Lifting the veil on conflict, culture and politics
Pakistan and the United States are in the middle of such a public and bruising fight that Islamabad’s other pet hate, India, has receded into the background. A Pakistani banker friend, only half in jest, said his country had bigger fish to fry than to worry about India, now that it had locked horns with the superpower.
But more seriously, India itself has kept a low profile, resisting the temptation to twist the knife deeper into its neighbour when it faces the risk of isolation. Much of what Pakistan stands accused of, including the main charge of using violent extremism as an instrument of foreign policy, is an echo of what New Delhi has been blaming Pakistan for, for two decades now. Even the language that America’s military officials led by Admiral Mike Mullen, the chairman of the Joint Chiefs of Staff Committee, and diplomats have employed such as “proxy wars” , “cross border raids” or terrorism central to describe Pakistan is a throwback to the 1990s and later when India and Pakistan were dueling over Kashmir.
“What Mullen has said with regard to the role of certain forces in Pakistan, is also something which is nothing new to us. In fact when we were the first to flag this issue earlier, the world didn’t believe us,” the Press Trust of India quoted Prime Minister Manmohan Singh as telling reporters on board his plane on the way home from the UN General Assembly meeting in New York.
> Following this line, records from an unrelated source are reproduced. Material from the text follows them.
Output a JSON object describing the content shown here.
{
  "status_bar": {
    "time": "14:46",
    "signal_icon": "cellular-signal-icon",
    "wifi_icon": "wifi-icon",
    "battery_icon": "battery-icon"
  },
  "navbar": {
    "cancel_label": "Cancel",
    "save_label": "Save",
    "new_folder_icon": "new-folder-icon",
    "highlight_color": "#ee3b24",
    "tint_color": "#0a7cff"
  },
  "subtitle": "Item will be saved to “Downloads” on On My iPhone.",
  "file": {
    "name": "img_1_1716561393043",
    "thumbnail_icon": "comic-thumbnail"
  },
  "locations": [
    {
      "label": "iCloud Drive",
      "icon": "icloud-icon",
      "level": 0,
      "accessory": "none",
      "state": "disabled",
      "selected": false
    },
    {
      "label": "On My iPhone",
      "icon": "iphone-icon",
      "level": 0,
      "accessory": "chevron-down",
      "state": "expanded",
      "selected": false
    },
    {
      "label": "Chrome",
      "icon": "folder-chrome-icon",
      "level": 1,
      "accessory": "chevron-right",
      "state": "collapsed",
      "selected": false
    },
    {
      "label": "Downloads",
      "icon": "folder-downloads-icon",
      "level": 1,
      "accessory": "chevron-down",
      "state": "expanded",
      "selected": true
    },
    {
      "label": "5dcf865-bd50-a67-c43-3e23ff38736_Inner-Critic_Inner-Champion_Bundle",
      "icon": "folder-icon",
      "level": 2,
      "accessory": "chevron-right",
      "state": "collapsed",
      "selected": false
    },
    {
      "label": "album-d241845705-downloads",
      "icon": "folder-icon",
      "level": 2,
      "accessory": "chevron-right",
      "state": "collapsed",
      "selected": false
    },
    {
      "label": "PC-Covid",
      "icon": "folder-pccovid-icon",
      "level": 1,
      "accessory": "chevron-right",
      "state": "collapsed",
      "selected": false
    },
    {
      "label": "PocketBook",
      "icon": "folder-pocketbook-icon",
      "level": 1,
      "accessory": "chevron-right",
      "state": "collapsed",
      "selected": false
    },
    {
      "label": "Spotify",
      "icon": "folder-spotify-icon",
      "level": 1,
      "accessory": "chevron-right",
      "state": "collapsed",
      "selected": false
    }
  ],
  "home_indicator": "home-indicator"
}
But the tone and tenor of the Indian response to Pakistan’s predicament, including on the Hindu right, has been remarkably restrained. This, as former Indian Foreign Secretary Shyam Saran wrote in The Indian Express on Thursday, is hardly the time to gloat over Pakistan’s situation.